Blue Springs City Prosecutor Tracey Chappell spoke on the steps of the Kansas City Police Department Headquarters on Thursday, July 9, on actions she would take as Jackson County prosecutor if elected in November.
“As your next Jackson County prosecutor, it is my job to build bridges of trust between the police department and the community in which I serve,” Chappell said.
Jackson County is in a crisis because the community does not trust the police, and that hinders the police from solving and preventing crimes, Chappell said.
The prosecutor’s office is also in a crisis, Chappell said, citing the office acting when it shouldn’t and taking action when it should not, as well as improper communication between the police department and the prosecutor’s office.
Chappell accused the prosecutor’s office of misinforming the community in cases such as that of Cameron Lamb, Donnie Sanders and others.
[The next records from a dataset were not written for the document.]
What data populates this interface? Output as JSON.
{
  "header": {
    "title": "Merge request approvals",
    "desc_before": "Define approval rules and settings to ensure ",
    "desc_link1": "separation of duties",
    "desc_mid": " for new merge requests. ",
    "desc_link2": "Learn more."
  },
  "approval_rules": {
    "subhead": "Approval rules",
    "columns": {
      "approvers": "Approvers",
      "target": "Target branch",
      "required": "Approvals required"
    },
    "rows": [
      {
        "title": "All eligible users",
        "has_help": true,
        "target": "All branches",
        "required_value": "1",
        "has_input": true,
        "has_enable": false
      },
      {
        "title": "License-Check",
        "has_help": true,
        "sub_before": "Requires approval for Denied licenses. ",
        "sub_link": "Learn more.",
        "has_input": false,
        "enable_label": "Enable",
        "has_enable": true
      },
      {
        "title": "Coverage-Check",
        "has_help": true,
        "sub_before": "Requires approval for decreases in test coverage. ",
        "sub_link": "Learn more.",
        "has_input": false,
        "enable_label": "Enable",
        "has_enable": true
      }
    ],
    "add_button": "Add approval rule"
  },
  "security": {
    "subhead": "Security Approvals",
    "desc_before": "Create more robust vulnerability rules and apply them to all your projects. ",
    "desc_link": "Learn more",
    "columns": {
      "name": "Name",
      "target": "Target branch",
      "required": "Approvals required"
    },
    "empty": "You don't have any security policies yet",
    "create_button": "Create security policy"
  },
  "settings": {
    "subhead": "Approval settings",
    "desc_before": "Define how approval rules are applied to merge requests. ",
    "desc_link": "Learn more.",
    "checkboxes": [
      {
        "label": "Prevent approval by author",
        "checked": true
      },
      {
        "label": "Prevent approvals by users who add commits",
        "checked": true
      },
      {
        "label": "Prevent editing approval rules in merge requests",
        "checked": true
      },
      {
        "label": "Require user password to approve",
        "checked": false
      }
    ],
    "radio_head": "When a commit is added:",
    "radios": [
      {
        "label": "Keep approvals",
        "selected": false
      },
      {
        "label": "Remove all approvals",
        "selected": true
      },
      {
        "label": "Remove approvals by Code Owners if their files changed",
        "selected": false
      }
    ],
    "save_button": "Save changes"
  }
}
Chappell said the prosecutor’s office did not file charges against the officers involved in these shootings because the department had not provided probable cause statements.
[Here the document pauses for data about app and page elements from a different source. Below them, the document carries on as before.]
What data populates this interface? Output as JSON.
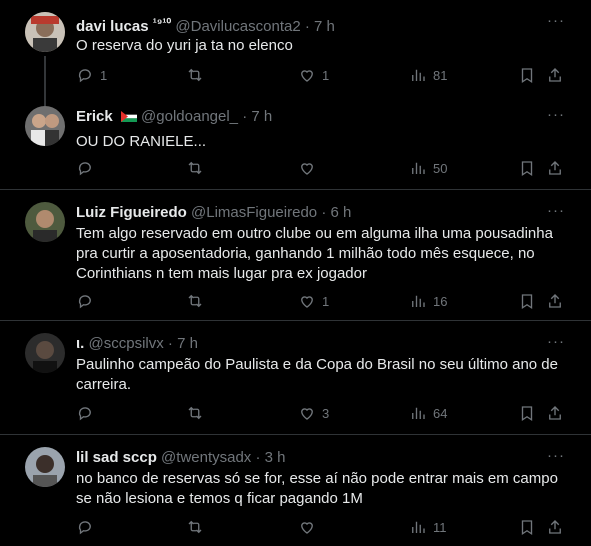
{
  "tweets": [
    {
      "name": "davi lucas",
      "badge": "¹⁹¹⁰",
      "handle": "@Davilucasconta2",
      "time": "7 h",
      "text": "O reserva do yuri ja ta no elenco",
      "replies": "1",
      "retweets": "",
      "likes": "1",
      "views": "81"
    },
    {
      "name": "Erick",
      "handle": "@goldoangel_",
      "time": "7 h",
      "text": "OU DO RANIELE...",
      "replies": "",
      "retweets": "",
      "likes": "",
      "views": "50"
    },
    {
      "name": "Luiz Figueiredo",
      "handle": "@LimasFigueiredo",
      "time": "6 h",
      "text": "Tem algo reservado em outro clube ou em alguma ilha uma pousadinha pra curtir a aposentadoria, ganhando 1 milhão todo mês esquece, no Corinthians n tem mais lugar pra ex jogador",
      "replies": "",
      "retweets": "",
      "likes": "1",
      "views": "16"
    },
    {
      "name": "ι.",
      "handle": "@sccpsilvx",
      "time": "7 h",
      "text": "Paulinho campeão do Paulista e da Copa do Brasil no seu último ano de carreira.",
      "replies": "",
      "retweets": "",
      "likes": "3",
      "views": "64"
    },
    {
      "name": "lil sad sccp",
      "handle": "@twentysadx",
      "time": "3 h",
      "text": "no banco de reservas só se for, esse aí não pode entrar mais em campo se não lesiona e temos q ficar pagando 1M",
      "replies": "",
      "retweets": "",
      "likes": "",
      "views": "11"
    }
  ],
  "separator": "·",
  "more_label": "···"
}
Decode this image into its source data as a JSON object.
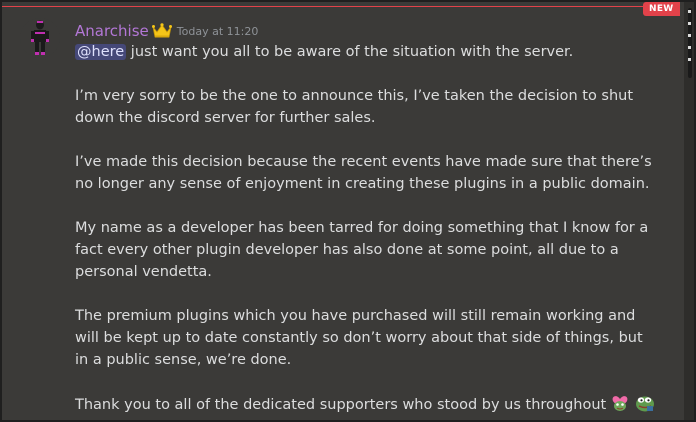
{
  "message": {
    "username": "Anarchise",
    "timestamp": "Today at 11:20",
    "mention": "@here",
    "intro": " just want you all to be aware of the situation with the server.",
    "paragraphs": [
      "I’m very sorry to be the one to announce this, I’ve taken the decision to shut down the discord server for further sales.",
      "I’ve made this decision because the recent events have made sure that there’s no longer any sense of enjoyment in creating these plugins in a public domain.",
      "My name as a developer has been tarred for doing something that I know for a fact every other plugin developer has also done at some point, all due to a personal vendetta.",
      "The premium plugins which you have purchased will still remain working and will be kept up to date constantly so don’t worry about that side of things, but in a public sense, we’re done."
    ],
    "closing": "Thank you to all of the dedicated supporters who stood by us throughout"
  },
  "divider": {
    "badge": "NEW"
  },
  "icons": {
    "avatar": "avatar-icon",
    "crown": "crown-icon",
    "emoji_1": "pepe-heart-emoji",
    "emoji_2": "pepe-emoji"
  },
  "colors": {
    "background": "#3b3a38",
    "username": "#b377d6",
    "new_divider": "#e2424a",
    "mention_bg": "#4a4c7a",
    "text": "#dcddde",
    "timestamp": "#8e9297"
  }
}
“I want you to know, and I want to clear this up once and for all, the prosecutor can file their own probable cause statement,” Chappell said. “So no more can we as a community, can those who are in the capacity of a police department, allow a prosecutor to pass her job duties to the police department to simply say ‘Hey, it’s their fault.'”
Chappell said the “good” police officers she has spoken to want the “bad” officers to be held accountable for their actions.
“There is a new law and order that’s coming,” Chappell said. “That new law and order is saying that everyone must be accountable for their actions, including the prosecutor’s office… Violence will not be disregarded.”
Chappell is running for Jackson County prosecutor against incumbent Jean Peters Baker, who has held the position since 2011. Profiles for both candidates will be featured in the Northeast News next week, highlighting major goals and issues.